The key to getting results from bicycle crunches is moving slowly, and with control — it’s important not to race through the reps, as more often than not, you won’t actually work your abs as hard as your hip flexor muscles will take over. 100 reps later, I felt a slight twinge in my abs, but nothing too dramatic.
Day two followed the same pattern. I could feel the crunches in my core more quickly this time, but probably because I was working the same muscles as yesterday. As a reminder, it’s not recommended you work the same muscle group day after day, as your body needs time to recover — this is when your muscles repair, and grow stronger.
I did my 100 reps before heading out the door for a tempo session and found I was able to better engage my core on the run. Result! As a runner, a strong core is imperative — it can help you run faster and with better form.
On day three, I decided to mix things up and try bicycle crunches with a hold. For this I slowed things down, pausing for a count of two each time my elbow reached my knee. I did five sets of 20 reps, 10 on each side.
I found these a lot harder than the faster reps, probably because I was forcing my core to activate for longer during the hold. Doing exercises that involve a hold increases the muscle's time under tension, which can help you to build muscle.
On day four, I tagged my 100 bicycle crunches onto the end of a strength session in the gym. Grabbing a Bosu ball, I opted to do the bicycle crunches on there, forcing my core to work much harder to keep my body stable on the uneven surface. Five reps in I was shaking, and by the end of day four, my core was on fire.
Days 5 and 6
On days five and six, I returned to the solid ground but practiced holding one of the best adjustable dumbbells between my hands as I crunched. This upped the ante, and I could feel my core working hard, however by the final few reps on day five, I could feel I was tensing in my neck. On day six I put the weights to one side and did slower bicycle crunches with just my body weight.
At last the end was in sight! On the final day of this challenge, I strapped a set of the best ankle weights and got crunching.
Ankle weights can easily cause joint strain, so if you’re new to the move, this is one to skip. I found using ankle weights forced my legs to work much harder as I extended and crunched them back in, and I definitely felt they turned the exercise into more of a full-body workout.
My verdict after a week? Bicycle crunches are an excellent ab exercise, and wow, I could feel this one in my core.
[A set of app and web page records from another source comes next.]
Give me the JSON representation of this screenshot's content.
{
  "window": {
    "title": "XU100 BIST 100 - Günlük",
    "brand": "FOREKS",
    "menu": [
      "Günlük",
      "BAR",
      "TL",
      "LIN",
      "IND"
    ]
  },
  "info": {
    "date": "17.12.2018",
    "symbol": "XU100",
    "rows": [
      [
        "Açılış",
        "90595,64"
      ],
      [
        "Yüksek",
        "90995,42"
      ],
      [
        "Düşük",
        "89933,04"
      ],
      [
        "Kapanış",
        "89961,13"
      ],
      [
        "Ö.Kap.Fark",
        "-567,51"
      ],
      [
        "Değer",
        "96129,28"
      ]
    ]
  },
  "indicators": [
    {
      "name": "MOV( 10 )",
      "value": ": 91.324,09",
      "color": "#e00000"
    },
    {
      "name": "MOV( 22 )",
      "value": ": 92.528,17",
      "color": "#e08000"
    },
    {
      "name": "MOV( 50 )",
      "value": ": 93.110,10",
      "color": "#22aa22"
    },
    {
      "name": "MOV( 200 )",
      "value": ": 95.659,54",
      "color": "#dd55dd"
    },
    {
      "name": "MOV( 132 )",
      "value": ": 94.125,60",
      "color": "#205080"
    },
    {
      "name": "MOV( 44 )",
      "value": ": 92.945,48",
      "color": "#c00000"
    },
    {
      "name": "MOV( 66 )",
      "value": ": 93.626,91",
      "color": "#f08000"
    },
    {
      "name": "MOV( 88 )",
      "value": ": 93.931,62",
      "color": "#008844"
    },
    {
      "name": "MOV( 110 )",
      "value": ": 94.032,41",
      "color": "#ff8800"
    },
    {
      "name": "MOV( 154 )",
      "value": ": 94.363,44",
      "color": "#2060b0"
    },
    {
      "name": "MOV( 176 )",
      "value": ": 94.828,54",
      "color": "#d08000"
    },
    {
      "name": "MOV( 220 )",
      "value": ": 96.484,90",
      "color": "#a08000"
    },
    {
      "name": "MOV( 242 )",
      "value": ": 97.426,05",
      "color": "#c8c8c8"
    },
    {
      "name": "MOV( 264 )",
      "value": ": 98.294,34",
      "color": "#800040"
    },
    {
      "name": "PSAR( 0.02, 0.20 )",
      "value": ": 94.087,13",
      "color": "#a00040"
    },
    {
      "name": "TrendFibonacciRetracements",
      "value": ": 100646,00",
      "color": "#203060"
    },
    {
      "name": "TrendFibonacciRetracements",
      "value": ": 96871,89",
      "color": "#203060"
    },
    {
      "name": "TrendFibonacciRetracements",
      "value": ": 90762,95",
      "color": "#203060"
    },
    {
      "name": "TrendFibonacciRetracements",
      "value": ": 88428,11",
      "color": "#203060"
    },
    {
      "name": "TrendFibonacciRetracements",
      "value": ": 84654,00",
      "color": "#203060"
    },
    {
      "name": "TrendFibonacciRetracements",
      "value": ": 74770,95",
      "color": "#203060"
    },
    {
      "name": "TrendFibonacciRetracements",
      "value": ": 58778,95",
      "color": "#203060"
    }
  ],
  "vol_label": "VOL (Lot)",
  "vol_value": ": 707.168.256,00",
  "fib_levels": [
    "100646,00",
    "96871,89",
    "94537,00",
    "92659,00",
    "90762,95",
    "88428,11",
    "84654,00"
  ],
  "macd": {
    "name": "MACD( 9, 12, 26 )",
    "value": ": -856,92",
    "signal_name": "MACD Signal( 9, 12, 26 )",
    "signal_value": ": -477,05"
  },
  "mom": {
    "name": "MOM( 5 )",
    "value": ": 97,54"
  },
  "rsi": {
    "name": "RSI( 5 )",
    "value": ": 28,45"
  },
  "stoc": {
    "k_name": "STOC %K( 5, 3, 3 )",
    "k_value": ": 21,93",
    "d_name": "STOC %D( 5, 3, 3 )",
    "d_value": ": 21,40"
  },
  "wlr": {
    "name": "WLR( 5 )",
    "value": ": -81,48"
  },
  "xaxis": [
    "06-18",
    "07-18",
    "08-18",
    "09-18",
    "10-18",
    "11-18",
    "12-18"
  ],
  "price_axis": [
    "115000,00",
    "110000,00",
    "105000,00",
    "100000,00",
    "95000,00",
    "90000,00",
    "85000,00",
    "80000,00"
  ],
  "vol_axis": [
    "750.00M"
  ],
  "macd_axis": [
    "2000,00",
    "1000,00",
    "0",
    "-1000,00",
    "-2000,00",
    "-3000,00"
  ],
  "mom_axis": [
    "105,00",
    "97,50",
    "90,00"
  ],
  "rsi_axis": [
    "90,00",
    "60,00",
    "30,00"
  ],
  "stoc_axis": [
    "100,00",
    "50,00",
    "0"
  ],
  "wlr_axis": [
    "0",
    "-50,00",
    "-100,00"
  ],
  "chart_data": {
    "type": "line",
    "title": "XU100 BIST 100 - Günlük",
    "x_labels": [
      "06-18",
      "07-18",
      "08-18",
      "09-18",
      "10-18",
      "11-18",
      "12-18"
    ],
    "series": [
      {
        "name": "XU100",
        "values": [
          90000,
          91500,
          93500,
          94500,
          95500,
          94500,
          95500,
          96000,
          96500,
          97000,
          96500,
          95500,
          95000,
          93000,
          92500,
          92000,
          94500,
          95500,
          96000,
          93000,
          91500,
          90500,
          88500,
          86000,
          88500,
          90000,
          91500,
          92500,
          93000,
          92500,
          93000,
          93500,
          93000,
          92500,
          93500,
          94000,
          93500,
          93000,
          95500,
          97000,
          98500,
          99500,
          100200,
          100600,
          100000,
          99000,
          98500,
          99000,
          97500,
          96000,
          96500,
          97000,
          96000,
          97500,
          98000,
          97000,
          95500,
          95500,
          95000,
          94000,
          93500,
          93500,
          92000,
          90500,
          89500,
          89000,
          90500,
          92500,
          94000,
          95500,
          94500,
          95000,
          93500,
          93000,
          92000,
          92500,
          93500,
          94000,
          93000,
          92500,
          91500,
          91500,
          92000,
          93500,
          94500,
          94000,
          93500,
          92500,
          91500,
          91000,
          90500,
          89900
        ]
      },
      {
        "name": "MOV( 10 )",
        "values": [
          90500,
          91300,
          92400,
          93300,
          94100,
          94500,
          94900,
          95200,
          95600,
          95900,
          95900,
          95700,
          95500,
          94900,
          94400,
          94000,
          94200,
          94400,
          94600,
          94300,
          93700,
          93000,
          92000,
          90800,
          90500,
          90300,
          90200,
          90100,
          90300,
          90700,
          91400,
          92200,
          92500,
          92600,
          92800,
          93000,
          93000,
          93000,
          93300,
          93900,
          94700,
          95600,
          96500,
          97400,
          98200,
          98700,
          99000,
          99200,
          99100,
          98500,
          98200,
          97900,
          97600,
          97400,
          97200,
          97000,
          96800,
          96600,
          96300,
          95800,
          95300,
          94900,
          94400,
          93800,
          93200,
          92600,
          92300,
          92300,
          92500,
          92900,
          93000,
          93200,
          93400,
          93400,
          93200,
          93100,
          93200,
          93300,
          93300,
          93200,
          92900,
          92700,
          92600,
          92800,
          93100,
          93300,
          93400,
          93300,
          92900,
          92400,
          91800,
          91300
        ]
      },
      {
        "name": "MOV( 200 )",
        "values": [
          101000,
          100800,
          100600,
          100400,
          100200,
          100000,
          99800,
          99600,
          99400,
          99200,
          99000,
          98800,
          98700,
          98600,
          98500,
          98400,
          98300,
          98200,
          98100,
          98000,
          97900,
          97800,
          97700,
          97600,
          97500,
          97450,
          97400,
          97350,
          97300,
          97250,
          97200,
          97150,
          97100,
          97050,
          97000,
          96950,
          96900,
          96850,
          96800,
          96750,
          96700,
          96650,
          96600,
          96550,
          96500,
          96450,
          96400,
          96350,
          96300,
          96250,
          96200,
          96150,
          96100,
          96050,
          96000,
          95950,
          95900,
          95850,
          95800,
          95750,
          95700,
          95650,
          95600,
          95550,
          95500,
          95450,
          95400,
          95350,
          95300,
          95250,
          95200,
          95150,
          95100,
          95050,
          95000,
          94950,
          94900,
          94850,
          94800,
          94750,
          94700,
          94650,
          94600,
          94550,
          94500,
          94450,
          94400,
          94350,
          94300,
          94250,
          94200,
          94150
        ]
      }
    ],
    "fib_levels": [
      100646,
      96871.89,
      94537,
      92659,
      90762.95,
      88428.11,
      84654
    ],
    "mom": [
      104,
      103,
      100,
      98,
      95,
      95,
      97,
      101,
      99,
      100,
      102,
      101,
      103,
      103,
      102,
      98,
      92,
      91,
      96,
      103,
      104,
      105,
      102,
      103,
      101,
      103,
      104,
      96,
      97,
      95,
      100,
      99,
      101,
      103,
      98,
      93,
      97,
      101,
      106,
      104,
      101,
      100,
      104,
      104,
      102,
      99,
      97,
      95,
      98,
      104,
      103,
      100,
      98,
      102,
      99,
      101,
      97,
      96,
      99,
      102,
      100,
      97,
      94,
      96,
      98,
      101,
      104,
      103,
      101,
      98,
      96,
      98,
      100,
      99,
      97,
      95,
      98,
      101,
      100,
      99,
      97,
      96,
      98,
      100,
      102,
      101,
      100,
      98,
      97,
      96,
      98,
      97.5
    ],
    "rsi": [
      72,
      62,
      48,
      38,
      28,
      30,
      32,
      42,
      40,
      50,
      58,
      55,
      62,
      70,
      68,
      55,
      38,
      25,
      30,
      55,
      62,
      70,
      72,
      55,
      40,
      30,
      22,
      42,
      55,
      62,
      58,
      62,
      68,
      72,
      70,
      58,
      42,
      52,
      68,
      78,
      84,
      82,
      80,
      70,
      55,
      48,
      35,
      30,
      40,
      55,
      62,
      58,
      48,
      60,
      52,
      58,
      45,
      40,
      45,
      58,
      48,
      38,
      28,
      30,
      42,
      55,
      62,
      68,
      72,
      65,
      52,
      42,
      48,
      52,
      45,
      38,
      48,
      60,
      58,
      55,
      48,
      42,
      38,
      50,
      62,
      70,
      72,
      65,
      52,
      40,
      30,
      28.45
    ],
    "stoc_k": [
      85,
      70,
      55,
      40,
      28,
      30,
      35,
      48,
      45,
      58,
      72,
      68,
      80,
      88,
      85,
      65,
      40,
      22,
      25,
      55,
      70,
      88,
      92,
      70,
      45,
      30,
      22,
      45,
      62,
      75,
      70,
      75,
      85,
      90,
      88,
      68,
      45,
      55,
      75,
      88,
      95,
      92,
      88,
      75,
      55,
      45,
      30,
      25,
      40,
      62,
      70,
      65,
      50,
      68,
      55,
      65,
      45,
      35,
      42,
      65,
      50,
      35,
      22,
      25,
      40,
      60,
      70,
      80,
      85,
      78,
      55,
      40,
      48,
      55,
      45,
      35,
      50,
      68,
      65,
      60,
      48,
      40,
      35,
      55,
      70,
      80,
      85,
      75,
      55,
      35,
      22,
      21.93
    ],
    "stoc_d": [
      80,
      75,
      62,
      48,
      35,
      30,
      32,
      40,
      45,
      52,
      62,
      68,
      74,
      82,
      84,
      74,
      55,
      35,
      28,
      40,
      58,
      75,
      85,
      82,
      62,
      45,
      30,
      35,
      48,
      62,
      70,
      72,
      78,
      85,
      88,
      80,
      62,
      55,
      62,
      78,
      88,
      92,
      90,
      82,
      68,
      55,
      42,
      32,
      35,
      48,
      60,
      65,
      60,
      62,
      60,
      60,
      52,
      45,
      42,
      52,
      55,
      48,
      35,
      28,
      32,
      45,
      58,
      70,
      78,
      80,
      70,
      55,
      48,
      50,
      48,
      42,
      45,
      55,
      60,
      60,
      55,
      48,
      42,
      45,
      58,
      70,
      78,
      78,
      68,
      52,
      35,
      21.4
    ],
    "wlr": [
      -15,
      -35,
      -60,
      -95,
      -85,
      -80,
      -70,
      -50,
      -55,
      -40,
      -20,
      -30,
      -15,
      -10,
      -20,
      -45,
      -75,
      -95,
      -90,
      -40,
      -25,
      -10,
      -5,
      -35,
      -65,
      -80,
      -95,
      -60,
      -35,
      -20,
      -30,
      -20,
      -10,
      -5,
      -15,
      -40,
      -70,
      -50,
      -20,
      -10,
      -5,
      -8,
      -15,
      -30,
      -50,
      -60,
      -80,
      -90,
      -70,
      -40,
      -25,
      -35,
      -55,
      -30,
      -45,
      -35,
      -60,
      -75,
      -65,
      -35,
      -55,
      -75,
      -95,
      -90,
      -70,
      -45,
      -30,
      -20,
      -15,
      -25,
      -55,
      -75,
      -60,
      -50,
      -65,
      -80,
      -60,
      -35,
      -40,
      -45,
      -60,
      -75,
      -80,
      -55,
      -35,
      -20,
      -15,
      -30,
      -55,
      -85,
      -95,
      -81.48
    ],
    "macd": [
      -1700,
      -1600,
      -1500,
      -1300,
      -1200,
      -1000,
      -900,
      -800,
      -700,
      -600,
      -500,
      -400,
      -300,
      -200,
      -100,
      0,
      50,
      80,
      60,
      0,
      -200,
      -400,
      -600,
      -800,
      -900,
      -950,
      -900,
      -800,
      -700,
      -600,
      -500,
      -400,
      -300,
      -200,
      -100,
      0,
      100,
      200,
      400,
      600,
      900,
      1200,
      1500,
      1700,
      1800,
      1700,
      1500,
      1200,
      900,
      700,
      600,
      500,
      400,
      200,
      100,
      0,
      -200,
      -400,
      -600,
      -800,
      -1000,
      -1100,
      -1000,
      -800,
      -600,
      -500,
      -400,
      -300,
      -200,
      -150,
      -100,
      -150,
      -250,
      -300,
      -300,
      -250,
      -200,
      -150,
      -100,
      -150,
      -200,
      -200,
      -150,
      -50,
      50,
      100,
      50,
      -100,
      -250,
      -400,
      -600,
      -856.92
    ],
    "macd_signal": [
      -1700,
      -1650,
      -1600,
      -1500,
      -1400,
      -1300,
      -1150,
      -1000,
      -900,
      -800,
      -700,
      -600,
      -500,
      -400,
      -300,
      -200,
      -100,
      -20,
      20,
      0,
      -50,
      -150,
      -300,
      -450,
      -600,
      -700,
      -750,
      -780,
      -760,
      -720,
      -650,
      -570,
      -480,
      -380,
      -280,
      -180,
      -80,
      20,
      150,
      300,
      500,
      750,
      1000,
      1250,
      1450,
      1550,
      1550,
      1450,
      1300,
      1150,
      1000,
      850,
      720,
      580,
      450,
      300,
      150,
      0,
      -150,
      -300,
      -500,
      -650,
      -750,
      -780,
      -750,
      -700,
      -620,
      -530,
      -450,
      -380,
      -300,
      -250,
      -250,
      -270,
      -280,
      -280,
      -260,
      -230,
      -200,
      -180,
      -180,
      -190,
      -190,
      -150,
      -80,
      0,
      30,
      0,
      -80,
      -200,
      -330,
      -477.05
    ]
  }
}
Of course, there were no physical results after 700 crunches — unfortunately, visible abs are the result of a low body fat percentage, so no amount of bicycling will give you a six-pack. That said, I felt like I’d worked hard, and on the mornings I did my reps before heading out for a run like I was able to engage my core and run with better form. This is one I’ll be repeating.